(Twelfth in Border Lines series on Movement for Comprehensive Immigration Reform.)
Comprehensive immigration reform (CIR) is once again the central goal of the immigrant-rights movement.
As it was during the Bush administration, legalization of the 11-12 million illegal immigrants living and working in the country is the sine qua non of any comprehensive immigration bill the movement would support.
In considering the feasibility of a new CIR campaign, it is helpful looking back to the failed 2004-2007 campaign to pass CIR. The steward of this campaign was the Coalition for Comprehensive Immigration Reform (CCIR), whose leading organizations were the National Immigration Forum, Center for Community Change, National Council of La Raza.
Going into the campaign, a key problem for the involved groups was the absence in their ranks of a proposed immigration policy. These groups, particularly the National Immigration Forum and NCLR, were in the odd position of having worked for decades on immigration reform but of never having formulated a cohesive immigration reform policy they could take to Congress.
Their abiding interest was not to lead the way toward a sensible and sustainable immigration policy but rather to represent the interests of immigrants and their families. Other key CCIR organizations like the Center for Community Change and the labor union Unite Here were newcomers to immigration struggles and approached immigration not as a policy issue but as a community or labor organizing issue.

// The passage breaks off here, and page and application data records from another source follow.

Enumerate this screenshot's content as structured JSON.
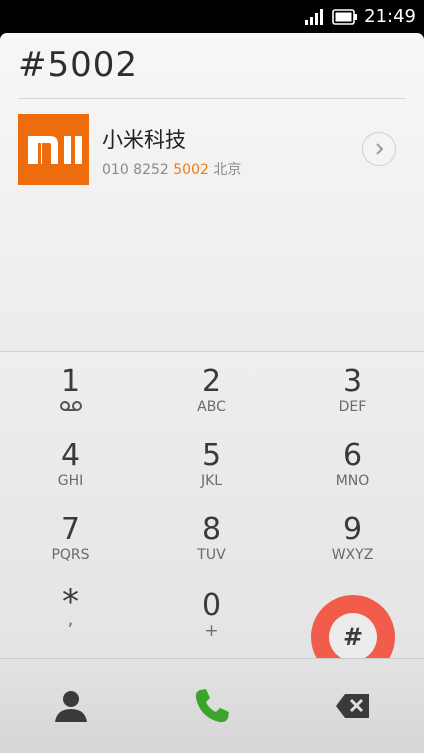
{
  "status_bar": {
    "time": "21:49",
    "icons": [
      "signal-icon",
      "battery-icon"
    ]
  },
  "dialer": {
    "input": "#5002"
  },
  "contact": {
    "name": "小米科技",
    "number_prefix": "010 8252 ",
    "number_match": "5002",
    "location": "北京",
    "avatar_logo": "MI",
    "brand_color": "#ef6c0c",
    "highlight_color": "#f07a0c"
  },
  "keypad": {
    "keys": [
      {
        "digit": "1",
        "letters": "",
        "icon": "voicemail-icon"
      },
      {
        "digit": "2",
        "letters": "ABC"
      },
      {
        "digit": "3",
        "letters": "DEF"
      },
      {
        "digit": "4",
        "letters": "GHI"
      },
      {
        "digit": "5",
        "letters": "JKL"
      },
      {
        "digit": "6",
        "letters": "MNO"
      },
      {
        "digit": "7",
        "letters": "PQRS"
      },
      {
        "digit": "8",
        "letters": "TUV"
      },
      {
        "digit": "9",
        "letters": "WXYZ"
      },
      {
        "digit": "*",
        "letters": ","
      },
      {
        "digit": "0",
        "letters": "+"
      },
      {
        "digit": "#",
        "letters": ""
      }
    ],
    "highlight_color": "#f25c4a"
  },
  "bottom_bar": {
    "items": [
      "contacts-icon",
      "call-icon",
      "backspace-icon"
    ],
    "call_color": "#3aa52a"
  }
}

In other words, these groups and most others in the CCIR were concerned mainly with immigrant rights not immigration policy. When it came to forging an immigration reform that was comprehensive, they were – and are – not credibly situated. Immigration policy is necessarily about limits as well as openings to U.S. society and economy.
Representing primarily immigrant communities, they were – and are – primarily about opening America to more immigrants. In a policy debate over immigration, a pro-immigration lobby is essential to ensure that the debate is not controlled by the anti-immigration lobby.
But, in effect, CCIR was less a pro-immigration lobby than a pro-immigrant lobby. As such, it was well-situated to advance the interests of immigrants – legal and illegal – but less prepared to advance a pro-immigration position that spoke for the interests and concerns of citizens and voters. Nonetheless, as part of the CIR campaign, these groups did begin to articulate a pro-immigration position on the various CIR bills before Congress.
Whereas their mission with respect to immigration reform was for various reasons to protect the interests of immigrants and would-be immigrants, they were obligated in the CIR debate to take positions on components of comprehensive reform that were fundamentally restrictive, such as border control, employment verification, national security, and the conditions of legalization.
Understandably, they weren’t inclined to stand behind immigration restrictions but for the sake of their credibility in Congress and with the media, they increasingly adopted at least rhetorical positions of the restrictive components of immigration reform.
But these positions came not from well-developed policy statements but largely as reactions to the demands of the changing policy debate. From the outset CCIR in 2004 gave a nod to enforcement, rule of law, and security issues in its formulation of CIR principles.
But these restrictive components of a proposed CIR were clearly dependent on an immigration reform that legalized the illegal immigrants, facilitated family reunification, and greatly increased visas for legal immigration.
The coalition said that it “organizes and mobilizes the voices and power of the pro-immigrant movement in support of national legislation that incorporates key principles for immigration reform:
* Reform Must Be Comprehensive
* Provide a Path to Citizenship
* Protect Workers * Reunite Families
* Restore the Rule of Law and Enhance Security * Promote Citizenship and Civic Participation and Help Local Communities
“Participation in the campaign,” said CCIR, “simply requires a commitment to a set of immigration reform principles and to engage in coordinated activity, as appropriate.”
As it evolved, CCIR added more flesh to its reform principles, reflecting the rightward direction of the immigration debate.
Next in CIR Series: Reasons for Failure of Liberal Immigration Reform